● Exercise objective
Scan the lines below for the string "JSON" and copy every one that has it.

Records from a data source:
== Segment start ==

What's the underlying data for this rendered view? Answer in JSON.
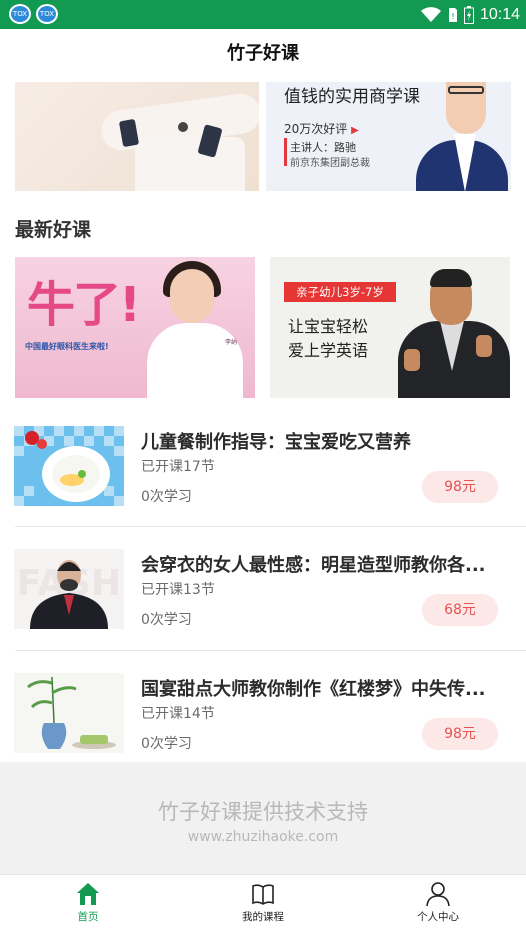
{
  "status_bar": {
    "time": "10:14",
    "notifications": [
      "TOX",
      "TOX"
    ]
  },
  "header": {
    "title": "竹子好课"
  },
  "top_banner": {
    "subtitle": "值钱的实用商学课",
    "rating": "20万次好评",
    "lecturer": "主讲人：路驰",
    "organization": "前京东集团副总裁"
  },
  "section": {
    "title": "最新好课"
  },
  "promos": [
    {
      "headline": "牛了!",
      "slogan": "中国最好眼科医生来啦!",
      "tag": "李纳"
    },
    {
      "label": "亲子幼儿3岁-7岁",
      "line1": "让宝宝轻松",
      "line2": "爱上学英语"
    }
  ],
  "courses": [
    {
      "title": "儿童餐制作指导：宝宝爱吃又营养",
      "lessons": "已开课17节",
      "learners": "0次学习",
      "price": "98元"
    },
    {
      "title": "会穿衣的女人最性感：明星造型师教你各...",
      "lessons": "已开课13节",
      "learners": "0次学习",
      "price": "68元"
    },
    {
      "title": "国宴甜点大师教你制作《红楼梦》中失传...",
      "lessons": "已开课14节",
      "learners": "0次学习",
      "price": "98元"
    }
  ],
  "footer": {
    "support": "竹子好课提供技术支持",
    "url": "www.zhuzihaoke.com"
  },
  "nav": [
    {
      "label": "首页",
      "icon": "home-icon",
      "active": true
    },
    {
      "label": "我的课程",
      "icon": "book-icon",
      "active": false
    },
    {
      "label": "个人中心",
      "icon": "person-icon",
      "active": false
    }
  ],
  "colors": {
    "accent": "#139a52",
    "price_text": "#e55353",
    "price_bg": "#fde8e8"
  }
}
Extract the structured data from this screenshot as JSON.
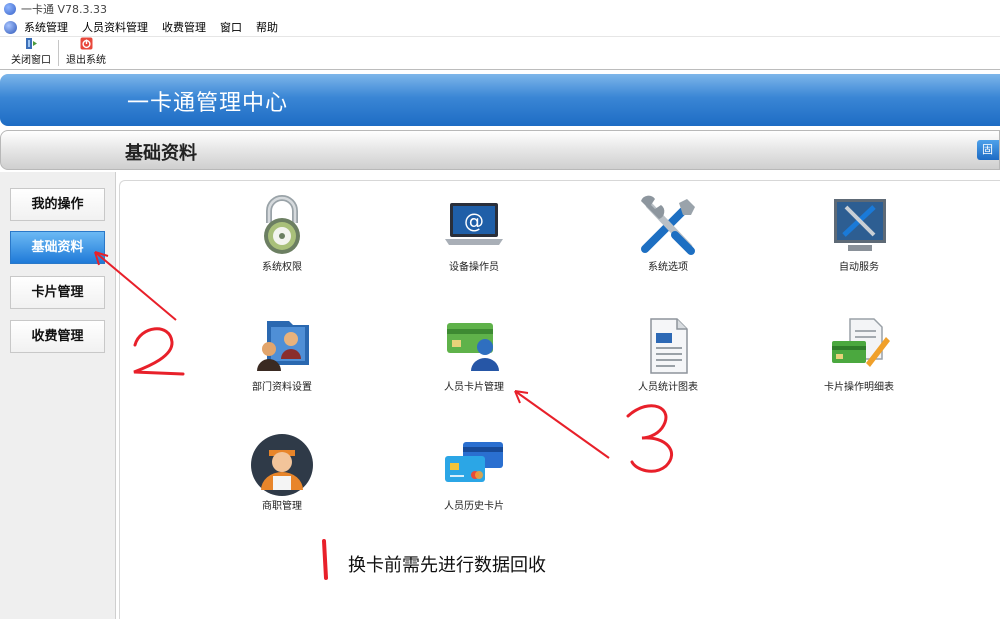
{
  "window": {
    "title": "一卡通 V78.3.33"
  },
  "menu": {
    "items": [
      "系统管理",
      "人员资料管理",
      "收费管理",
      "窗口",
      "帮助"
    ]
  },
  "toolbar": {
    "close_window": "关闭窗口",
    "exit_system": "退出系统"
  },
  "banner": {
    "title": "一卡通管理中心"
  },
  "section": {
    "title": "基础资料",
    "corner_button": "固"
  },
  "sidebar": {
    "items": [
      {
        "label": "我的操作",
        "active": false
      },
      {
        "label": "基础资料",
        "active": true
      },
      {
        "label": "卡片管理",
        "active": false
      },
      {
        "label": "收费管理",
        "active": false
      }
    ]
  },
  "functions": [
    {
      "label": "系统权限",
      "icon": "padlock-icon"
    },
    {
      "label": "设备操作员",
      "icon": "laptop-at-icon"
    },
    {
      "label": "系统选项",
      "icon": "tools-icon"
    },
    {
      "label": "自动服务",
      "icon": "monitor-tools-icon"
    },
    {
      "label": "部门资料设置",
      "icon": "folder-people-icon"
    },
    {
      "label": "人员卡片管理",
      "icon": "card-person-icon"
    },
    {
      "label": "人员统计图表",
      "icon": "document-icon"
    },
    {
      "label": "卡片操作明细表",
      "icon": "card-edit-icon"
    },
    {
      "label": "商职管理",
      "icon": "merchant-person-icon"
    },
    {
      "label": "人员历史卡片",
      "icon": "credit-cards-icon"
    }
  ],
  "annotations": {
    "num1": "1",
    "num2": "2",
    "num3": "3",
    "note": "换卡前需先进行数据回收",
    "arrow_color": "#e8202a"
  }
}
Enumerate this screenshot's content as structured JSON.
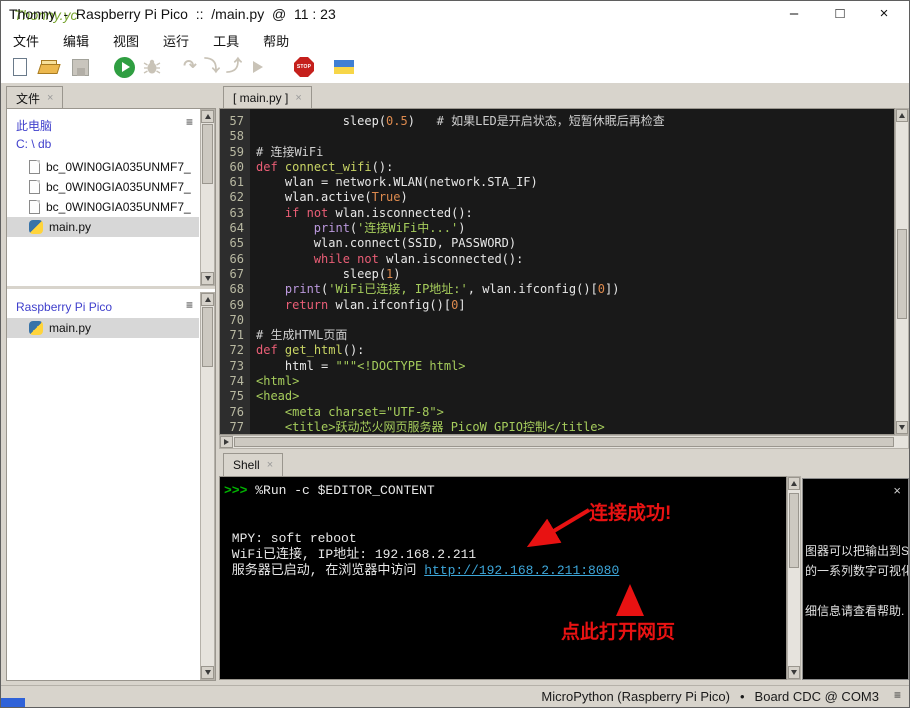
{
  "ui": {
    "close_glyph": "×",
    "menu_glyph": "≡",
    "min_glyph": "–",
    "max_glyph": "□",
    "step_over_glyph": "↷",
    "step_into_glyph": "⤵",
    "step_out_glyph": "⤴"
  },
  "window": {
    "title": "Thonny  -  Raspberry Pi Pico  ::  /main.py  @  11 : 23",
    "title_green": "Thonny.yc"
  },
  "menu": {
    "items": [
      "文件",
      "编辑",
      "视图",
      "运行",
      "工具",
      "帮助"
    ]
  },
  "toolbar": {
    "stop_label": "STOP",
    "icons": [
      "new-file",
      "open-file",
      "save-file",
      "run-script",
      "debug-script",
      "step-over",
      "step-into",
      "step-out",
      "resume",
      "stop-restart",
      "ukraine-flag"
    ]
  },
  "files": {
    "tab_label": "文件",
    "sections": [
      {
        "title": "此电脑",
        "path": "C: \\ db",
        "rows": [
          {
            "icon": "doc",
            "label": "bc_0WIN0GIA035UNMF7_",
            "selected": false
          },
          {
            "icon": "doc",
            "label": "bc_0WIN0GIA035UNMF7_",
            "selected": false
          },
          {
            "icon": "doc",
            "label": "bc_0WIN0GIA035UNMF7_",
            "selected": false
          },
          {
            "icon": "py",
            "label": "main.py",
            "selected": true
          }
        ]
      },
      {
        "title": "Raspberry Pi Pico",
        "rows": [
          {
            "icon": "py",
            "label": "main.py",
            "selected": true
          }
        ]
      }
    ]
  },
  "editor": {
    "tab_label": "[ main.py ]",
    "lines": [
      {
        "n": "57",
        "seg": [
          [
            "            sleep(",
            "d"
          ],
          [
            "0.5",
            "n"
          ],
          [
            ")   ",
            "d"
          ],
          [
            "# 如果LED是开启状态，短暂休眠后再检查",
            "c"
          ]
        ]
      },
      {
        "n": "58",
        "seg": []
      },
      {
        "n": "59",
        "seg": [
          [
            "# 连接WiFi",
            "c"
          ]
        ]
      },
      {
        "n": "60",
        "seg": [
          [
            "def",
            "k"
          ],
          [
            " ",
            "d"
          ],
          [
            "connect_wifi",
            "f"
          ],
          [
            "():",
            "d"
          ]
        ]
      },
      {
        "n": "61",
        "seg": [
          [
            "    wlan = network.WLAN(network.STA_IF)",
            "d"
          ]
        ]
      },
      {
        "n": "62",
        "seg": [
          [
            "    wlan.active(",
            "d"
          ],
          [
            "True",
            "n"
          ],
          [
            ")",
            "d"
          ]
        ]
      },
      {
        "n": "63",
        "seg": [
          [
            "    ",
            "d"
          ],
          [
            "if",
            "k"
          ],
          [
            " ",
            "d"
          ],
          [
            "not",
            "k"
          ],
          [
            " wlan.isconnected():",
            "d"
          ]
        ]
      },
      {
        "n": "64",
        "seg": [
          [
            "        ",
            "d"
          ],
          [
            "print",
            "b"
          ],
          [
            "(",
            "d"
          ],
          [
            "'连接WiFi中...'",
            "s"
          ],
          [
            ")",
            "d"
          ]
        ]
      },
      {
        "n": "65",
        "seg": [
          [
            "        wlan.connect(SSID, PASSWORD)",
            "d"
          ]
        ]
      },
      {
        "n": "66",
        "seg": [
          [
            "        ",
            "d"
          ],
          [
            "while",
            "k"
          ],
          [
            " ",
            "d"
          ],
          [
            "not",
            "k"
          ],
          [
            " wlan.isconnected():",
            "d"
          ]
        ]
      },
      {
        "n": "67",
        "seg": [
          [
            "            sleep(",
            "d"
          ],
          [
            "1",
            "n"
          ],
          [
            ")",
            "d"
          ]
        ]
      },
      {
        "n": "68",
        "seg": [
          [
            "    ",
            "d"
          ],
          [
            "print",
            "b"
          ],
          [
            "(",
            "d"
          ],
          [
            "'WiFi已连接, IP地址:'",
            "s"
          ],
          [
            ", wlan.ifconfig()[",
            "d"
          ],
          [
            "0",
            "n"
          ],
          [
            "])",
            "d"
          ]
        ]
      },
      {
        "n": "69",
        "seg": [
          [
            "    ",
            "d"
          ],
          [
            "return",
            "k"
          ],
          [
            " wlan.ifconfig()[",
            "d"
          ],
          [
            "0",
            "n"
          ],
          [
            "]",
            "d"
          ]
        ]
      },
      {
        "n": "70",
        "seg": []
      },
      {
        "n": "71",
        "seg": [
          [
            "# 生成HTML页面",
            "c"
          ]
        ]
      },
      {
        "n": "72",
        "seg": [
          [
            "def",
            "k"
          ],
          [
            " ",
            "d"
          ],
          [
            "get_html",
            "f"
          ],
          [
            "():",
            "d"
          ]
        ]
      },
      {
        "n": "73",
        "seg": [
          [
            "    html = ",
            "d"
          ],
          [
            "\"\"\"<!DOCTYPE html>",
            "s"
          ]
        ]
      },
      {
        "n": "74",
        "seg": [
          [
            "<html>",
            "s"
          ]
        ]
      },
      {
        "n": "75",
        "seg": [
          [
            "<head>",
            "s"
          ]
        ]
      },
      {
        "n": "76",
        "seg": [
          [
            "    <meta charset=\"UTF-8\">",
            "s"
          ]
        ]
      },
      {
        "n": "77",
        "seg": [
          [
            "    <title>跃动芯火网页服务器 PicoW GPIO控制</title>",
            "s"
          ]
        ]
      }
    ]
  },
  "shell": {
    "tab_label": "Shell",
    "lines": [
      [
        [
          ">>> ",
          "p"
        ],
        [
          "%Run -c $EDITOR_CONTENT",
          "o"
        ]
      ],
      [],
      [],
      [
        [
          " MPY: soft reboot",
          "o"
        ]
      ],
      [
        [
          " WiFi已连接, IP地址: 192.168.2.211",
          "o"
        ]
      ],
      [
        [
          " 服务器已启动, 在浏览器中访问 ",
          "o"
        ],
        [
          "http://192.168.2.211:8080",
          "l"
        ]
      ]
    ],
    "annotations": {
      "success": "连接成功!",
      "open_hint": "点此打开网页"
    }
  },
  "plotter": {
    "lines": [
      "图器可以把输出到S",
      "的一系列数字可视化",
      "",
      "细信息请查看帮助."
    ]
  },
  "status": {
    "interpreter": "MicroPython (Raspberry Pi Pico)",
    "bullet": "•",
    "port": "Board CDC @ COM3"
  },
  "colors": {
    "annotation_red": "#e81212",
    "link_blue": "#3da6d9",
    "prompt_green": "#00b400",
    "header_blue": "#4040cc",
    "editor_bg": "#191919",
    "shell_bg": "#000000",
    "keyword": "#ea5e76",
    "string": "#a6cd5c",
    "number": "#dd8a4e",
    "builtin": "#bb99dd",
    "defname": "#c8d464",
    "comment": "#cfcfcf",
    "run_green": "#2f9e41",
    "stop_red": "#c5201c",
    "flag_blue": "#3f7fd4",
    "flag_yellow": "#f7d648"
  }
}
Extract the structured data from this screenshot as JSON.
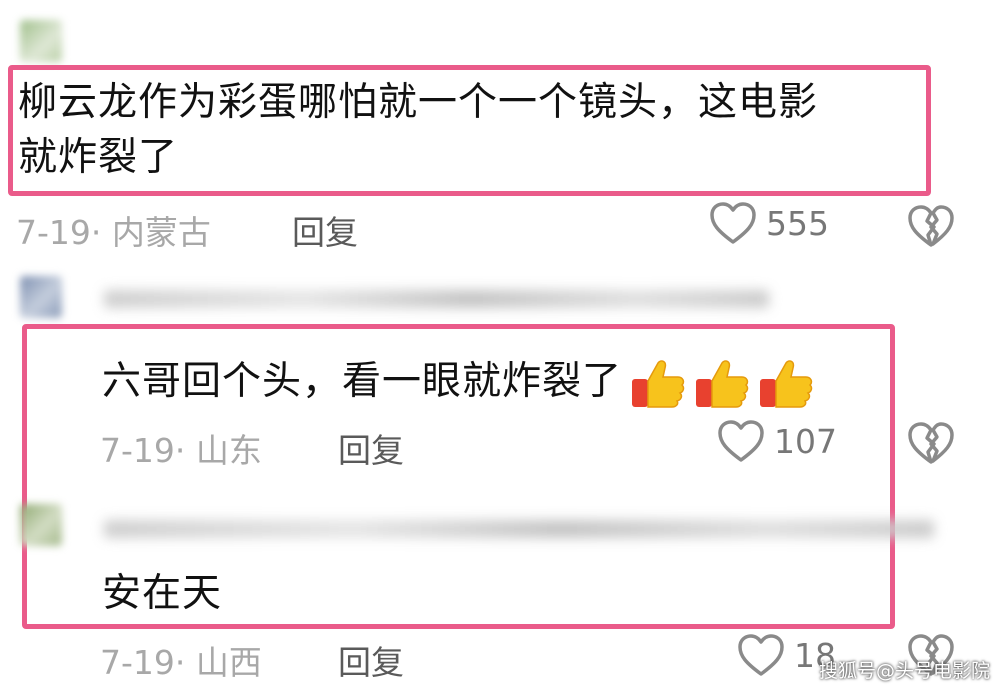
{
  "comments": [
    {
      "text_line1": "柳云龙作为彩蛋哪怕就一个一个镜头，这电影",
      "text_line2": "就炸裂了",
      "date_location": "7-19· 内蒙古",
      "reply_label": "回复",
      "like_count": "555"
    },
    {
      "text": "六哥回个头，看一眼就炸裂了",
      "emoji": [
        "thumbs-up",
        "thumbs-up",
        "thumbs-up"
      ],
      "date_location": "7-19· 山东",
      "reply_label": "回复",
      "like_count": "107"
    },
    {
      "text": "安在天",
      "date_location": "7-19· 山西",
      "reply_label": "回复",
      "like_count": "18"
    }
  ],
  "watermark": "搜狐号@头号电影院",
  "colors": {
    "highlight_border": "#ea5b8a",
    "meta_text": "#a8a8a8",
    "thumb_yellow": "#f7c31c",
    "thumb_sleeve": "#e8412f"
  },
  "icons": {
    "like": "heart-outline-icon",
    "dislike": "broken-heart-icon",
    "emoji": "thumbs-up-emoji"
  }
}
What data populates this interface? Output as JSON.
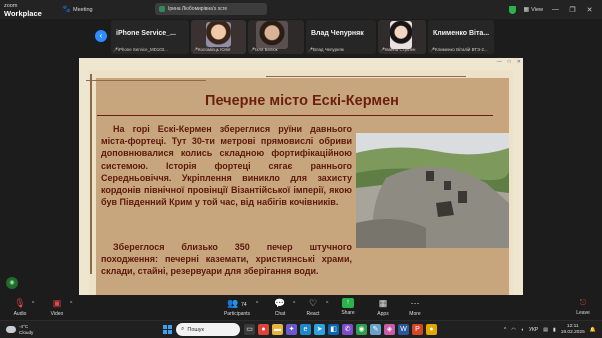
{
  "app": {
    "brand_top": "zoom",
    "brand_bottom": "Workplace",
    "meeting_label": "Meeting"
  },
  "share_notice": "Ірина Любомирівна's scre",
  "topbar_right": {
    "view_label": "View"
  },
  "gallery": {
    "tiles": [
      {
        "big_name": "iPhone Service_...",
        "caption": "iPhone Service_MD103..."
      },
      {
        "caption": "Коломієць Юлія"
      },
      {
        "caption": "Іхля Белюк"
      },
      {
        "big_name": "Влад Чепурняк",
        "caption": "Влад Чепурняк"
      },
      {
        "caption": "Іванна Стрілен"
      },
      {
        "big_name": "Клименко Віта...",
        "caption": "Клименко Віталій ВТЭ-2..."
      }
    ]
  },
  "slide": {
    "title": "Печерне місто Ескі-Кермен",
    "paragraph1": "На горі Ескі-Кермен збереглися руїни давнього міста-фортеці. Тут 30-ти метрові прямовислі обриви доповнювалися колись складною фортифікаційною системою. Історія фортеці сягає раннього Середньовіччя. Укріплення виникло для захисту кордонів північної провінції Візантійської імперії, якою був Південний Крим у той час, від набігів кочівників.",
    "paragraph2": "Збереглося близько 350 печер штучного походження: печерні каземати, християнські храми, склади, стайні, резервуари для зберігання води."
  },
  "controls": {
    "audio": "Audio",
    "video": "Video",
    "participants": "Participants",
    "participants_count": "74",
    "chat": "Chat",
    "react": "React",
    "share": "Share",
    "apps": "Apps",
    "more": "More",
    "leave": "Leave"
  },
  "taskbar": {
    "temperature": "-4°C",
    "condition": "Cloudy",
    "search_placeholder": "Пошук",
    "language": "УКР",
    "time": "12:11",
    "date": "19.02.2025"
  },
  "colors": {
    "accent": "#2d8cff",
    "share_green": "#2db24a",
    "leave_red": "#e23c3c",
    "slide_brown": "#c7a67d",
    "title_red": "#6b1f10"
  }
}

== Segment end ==

● Exercise solution
What's the underlying data for this rendered view? Answer in JSON.
Extract the structured data from this screenshot as JSON.
Enumerate this screenshot's content as structured JSON.
Extract the structured data from this screenshot as JSON.
What data populates this interface? Output as JSON.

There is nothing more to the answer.